Kim Daniels

Hailing from Cape Town, Kim developed a fascination with plants while training to be an education assistant at Kirstenbosch Botanical Gardens during her gap year. In consequence, she applied for and was accepted at the University of the Western Cape (UWC) to study Biodiversity and Conservation Biology. She completed her degree in 2018.

In 2019, Kim began an internship with the Plant Conservation Unit. Here she learnt a variety of field techniques and volunteered at the Bolus Herbarium. With the experience she gained, she presented a poster on leaf epidermal structures in Ruschia species at the Arid Zone Ecology Forum in 2019.

Kim returned to UWC for her Honours studies in 2020. Due to her interest in lowland fynbos and urban conservation, she completed her honours thesis on vegetation change at the Cape Flats Nature Reserve using repeat photography.

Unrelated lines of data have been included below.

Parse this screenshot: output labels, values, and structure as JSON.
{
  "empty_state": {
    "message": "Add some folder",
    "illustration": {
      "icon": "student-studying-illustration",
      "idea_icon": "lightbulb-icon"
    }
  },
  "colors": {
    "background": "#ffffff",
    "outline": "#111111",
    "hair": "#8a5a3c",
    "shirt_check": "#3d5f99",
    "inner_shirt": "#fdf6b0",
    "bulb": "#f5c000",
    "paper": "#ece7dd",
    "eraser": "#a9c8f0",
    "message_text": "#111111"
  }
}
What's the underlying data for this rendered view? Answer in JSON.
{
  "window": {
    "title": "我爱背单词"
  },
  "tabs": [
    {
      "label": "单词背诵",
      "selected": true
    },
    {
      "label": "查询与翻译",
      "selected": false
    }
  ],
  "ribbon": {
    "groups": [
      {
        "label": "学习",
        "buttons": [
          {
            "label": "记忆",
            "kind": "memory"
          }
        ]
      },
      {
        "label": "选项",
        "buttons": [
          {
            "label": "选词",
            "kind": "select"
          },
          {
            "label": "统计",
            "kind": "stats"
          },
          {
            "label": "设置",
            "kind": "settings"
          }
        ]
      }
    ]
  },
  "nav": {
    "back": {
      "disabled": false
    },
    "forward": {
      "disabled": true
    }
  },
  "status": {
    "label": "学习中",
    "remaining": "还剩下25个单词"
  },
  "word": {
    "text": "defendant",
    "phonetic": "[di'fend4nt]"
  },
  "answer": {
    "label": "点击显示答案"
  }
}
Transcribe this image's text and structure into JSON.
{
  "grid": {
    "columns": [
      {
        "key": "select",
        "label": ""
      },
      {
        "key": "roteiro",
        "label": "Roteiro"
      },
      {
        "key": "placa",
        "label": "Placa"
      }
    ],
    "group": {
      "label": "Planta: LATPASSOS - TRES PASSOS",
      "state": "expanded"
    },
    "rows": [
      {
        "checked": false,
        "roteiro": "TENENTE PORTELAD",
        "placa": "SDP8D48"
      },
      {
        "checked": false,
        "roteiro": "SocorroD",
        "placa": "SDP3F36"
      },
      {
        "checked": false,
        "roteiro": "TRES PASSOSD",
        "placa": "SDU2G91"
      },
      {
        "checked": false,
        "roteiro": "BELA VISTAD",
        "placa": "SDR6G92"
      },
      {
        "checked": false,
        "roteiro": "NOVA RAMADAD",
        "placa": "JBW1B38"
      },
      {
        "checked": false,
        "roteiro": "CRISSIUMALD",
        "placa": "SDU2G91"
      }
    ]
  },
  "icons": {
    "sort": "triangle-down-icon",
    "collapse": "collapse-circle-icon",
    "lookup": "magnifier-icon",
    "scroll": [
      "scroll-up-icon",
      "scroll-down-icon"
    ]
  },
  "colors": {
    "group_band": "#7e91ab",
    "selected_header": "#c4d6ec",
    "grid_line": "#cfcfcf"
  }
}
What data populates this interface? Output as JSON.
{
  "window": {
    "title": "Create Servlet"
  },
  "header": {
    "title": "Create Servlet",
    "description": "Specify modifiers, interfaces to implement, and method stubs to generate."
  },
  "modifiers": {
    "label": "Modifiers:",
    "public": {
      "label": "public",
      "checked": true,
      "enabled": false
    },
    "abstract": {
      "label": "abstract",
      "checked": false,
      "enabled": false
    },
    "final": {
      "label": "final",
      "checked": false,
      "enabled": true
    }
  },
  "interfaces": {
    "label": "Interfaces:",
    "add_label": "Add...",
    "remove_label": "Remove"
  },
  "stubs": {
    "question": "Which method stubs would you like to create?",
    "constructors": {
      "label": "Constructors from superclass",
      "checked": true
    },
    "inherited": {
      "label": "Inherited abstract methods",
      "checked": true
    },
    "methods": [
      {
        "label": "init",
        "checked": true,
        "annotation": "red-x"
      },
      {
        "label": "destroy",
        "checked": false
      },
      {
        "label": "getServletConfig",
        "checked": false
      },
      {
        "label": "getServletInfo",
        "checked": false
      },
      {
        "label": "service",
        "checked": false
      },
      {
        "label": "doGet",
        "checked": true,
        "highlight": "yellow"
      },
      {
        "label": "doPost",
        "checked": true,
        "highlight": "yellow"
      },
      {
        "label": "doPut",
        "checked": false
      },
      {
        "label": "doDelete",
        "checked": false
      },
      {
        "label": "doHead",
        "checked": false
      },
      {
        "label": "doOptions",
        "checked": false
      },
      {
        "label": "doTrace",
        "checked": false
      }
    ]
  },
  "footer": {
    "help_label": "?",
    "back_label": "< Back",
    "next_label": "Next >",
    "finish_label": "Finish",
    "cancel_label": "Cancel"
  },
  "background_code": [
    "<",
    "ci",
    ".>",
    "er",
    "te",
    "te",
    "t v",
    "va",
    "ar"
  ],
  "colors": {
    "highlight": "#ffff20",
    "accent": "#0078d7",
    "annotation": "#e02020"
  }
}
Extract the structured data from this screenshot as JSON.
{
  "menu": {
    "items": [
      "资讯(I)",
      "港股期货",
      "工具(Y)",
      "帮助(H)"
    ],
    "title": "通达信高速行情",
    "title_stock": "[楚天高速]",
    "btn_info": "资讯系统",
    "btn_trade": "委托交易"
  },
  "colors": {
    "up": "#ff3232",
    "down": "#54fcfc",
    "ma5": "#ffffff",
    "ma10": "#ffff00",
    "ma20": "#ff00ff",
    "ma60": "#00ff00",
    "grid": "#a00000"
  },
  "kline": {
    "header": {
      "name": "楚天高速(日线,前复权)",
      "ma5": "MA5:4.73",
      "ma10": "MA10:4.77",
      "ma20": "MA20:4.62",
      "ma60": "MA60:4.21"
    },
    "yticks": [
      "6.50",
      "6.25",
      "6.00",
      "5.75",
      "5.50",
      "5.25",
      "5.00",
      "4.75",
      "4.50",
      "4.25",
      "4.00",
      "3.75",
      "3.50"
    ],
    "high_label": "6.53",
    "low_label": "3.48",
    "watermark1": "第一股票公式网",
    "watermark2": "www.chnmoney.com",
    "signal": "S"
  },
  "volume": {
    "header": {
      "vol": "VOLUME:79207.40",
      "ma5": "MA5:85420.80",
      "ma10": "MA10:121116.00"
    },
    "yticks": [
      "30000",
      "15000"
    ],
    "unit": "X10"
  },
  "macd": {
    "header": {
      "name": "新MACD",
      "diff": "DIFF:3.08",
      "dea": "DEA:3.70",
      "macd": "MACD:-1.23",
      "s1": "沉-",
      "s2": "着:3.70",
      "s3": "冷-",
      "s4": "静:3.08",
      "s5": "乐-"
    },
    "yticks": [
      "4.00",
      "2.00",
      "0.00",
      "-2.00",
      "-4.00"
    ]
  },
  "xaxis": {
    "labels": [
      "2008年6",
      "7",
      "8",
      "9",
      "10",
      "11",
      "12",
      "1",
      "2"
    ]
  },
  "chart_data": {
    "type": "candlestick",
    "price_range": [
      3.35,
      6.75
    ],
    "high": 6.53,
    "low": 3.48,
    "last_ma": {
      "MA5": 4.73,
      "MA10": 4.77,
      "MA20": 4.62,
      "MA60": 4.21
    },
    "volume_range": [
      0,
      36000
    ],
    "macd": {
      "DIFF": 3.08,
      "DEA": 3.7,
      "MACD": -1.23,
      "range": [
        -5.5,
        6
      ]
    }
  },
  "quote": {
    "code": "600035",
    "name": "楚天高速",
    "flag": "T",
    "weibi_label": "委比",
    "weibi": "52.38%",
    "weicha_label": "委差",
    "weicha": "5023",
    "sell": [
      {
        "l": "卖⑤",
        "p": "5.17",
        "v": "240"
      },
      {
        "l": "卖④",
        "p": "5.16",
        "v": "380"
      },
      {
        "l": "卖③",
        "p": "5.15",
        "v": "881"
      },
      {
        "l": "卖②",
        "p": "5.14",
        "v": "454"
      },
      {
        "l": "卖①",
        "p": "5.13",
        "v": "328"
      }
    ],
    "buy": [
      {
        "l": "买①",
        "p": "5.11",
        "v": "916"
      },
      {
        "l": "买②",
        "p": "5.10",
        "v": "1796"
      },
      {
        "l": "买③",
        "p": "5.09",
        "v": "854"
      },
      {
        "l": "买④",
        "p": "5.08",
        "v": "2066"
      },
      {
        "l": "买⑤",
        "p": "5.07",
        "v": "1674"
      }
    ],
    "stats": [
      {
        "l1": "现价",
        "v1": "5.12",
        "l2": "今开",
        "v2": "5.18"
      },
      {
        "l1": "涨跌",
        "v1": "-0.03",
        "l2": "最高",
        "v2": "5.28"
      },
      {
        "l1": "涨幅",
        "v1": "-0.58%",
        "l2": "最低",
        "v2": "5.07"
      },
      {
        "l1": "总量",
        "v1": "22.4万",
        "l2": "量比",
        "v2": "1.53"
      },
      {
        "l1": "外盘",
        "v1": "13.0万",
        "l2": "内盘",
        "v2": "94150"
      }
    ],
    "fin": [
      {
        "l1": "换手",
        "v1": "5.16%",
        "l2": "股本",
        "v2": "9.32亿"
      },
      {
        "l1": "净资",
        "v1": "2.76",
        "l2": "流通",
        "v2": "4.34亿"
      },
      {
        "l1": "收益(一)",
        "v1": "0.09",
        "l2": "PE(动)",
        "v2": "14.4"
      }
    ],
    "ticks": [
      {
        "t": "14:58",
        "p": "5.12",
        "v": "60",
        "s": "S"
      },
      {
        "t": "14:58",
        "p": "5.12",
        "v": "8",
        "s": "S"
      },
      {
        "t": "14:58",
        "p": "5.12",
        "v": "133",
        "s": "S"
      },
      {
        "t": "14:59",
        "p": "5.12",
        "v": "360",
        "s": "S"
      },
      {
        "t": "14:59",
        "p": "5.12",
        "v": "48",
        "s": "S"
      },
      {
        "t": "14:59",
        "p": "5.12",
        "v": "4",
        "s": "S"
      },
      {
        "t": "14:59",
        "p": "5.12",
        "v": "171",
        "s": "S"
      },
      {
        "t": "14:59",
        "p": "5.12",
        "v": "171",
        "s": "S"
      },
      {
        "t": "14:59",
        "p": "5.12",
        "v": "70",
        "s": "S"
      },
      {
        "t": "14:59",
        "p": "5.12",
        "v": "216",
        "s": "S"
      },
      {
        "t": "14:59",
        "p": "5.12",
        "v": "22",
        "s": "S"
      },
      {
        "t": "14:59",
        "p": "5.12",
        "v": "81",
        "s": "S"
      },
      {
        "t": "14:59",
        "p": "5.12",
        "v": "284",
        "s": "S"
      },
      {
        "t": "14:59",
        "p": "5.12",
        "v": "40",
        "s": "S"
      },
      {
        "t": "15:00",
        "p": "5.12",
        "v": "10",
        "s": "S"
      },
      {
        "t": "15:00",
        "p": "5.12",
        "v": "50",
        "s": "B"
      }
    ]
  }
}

After her Honours year, Kim worked for the Centre for Invasion Biology. In this capacity, she undertook training to become an assessor of alien species. As part of the course, she composed a risk analysis report for Tithonia rotundifolia which is currently (January 2022) under review.

Kim has volunteered at Edith Stephens Nature Reserve where she took part in patrols, led alien clearing and did environmental education. Later, she worked as a field assistant for the Valuing Orchard Integrity and Crop Ecosystems project where she did insect trapping and collected field data at apple orchards. She has also worked as an intern at Stellenbosch University Botanical Garden and briefly volunteered for Jane Goodall’s Roots and Shoots.

In her free time, Kim enjoys attempting to bake and painting.

Thesis: Mistletoe as thermal refugia for birds in the Kalahari. (Supervisors: Susie Cunningham, Andrew McKechnie, Mia Momberg).